Bishop of Waterford called together the clergy of his diocese, and sent for one of the itinerant preachers of the connection, who so fully satisfied his lordship and the clergy, that they all, without one dissenting voice, promised to give the Church Methodists countenance and support. What particularly satisfied this meeting was the declaration of the preachers that the Society had settled their chapels on trustees conditionally, that if they should ever leave the Church, these chapels should go to the crown. They hold no meetings in canonical hours, and receive the sacrament at the hands of the clergy. The bishop and many of his clergy have contributed to the erection of the Waterford chapel, and not only numbers of the Church people attend the chapel on the Sunday evenings, but also the clergy themselves.

“This correspondence we have named to several, both of the evangelical and orthodox clergy, none of whom raise any objection to it, and most of whom are its warm advocates. I lately received an invitation from the evangelical clergy in Hull to meet
Ætat. 50. OF ROBERT SOUTHEY. 163
them in this business; and, in company with
M. T. Sadler, Esq., of Leeds, who is one of our most able coadjutors, I attended the meeting. The clergy were unanimously of opinion that Church Methodism would meet with general support throughout the country, and that the pious clergy would give it their support. It has also been named in a private way to many of our magistrates and other respectable gentlemen, who profess to think well of it. We feel confident that there is an intention in the minds of some of the leading conference preachers to get up, not so much a plan of regular dissent as a rival Church. This we think strongly indicated by the introduction of baptism, of the Lord’s supper, burial of the dead, the reading the church service, vergers with their uniform and wands, and especially the preachers having in the two last conferences attempted to introduce episcopal ordination: the leading preachers to be bishops, and the remainder regular clergymen. We are also of opinion that the preachers holding a regular conference or convocation, from which they exclude all the people, may in the end, not only endanger the liberties of their own people but of the country at large. Pray, Sir, is there any good precedent for such a meeting? Did not the proctors make part of the conference or convocation of the English clergy, and are not all the ecclesiastical laws subject to the control of his Majesty in Chancery, and of the Civil Courts? We have it in contemplation to petition the next conference to admit a fair representation of the people, and to beg that they will deliberate measures
for the gradual return of the societies to Church Methodism.

Mr. Sadler is perhaps known to you as the author of an excellent pamphlet addressed to Walter Fawkes, Esq., late member for the county of York, in which he has refuted that gentleman’s arguments in favour of a reform in Parliament. I had forgotten to say that if the conference will not listen to our request at all, we purpose applying to our Irish friends to send over some efficient preachers, which we believe they will do.
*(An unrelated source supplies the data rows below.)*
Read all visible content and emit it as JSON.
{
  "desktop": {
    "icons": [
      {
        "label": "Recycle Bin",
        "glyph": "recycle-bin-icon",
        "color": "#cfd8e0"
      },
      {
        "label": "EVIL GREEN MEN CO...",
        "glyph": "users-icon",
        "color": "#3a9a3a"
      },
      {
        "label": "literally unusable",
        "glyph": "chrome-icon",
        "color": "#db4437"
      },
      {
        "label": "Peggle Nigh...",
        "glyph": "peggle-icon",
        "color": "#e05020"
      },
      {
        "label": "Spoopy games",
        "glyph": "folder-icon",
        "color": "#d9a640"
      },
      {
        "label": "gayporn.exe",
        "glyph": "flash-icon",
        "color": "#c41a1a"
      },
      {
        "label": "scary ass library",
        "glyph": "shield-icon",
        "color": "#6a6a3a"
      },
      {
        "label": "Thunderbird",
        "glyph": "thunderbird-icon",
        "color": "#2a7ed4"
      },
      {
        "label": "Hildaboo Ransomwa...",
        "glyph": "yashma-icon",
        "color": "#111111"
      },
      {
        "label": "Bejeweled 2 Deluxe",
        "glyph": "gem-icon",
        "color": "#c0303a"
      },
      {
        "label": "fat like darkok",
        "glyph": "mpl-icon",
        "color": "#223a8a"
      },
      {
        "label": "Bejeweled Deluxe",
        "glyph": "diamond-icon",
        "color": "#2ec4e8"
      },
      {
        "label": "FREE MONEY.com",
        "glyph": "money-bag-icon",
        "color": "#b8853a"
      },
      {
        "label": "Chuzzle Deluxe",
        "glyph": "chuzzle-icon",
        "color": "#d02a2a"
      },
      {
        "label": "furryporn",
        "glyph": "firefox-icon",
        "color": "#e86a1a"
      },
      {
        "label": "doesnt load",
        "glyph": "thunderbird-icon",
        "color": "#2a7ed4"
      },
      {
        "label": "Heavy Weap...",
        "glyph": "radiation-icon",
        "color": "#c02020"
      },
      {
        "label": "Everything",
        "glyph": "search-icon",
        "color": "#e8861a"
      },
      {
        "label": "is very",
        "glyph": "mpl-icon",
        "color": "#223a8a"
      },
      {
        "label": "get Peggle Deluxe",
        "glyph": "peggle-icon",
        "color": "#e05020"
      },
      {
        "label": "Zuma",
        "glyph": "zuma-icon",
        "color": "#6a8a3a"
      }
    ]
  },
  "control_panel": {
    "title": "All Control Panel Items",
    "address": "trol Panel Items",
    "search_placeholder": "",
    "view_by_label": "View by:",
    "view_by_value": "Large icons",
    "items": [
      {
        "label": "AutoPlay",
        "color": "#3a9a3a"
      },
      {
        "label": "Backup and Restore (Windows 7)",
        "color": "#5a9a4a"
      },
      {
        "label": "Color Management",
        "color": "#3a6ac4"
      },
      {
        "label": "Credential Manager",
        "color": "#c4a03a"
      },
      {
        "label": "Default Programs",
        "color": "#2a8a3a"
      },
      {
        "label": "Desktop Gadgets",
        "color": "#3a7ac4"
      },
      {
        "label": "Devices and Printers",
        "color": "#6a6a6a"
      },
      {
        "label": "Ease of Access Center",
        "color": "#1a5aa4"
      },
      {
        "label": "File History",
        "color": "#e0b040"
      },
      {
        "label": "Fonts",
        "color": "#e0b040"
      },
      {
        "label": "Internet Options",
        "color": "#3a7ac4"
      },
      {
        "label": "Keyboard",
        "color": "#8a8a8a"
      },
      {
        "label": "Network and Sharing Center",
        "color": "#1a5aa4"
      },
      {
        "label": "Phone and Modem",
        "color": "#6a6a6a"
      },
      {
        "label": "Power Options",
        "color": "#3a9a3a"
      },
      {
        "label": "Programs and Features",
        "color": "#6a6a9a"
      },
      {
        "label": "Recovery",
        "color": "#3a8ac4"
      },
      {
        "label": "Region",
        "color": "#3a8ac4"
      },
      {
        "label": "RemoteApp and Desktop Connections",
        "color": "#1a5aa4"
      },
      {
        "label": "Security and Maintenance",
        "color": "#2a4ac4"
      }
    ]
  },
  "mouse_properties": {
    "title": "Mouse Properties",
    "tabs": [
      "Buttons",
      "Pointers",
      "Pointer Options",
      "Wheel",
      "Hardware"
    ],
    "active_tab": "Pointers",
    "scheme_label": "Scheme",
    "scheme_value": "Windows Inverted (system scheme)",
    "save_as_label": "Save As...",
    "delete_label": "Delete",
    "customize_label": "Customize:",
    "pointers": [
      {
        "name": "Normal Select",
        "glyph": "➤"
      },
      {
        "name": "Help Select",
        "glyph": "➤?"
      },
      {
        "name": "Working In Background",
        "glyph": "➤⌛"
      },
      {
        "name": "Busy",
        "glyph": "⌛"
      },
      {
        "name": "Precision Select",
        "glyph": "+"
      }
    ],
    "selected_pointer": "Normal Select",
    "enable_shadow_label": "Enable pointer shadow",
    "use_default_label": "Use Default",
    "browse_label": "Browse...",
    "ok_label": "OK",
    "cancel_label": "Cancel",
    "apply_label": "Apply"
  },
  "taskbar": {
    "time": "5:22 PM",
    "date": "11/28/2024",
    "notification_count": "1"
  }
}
“I may add, that your excellent conclusion of the Life of Wesley has also contributed to induce me to take the liberty of troubling you on this subject, conceiving that our plan is not very dissimilar to what you refer to. . . . . We shall highly value your opinion and advice, and shall feel much obliged by as early a reply as you can conveniently favour us with.

I am, for myself and friends, Sir,
Your most obedient servant,
Mark Robinson.”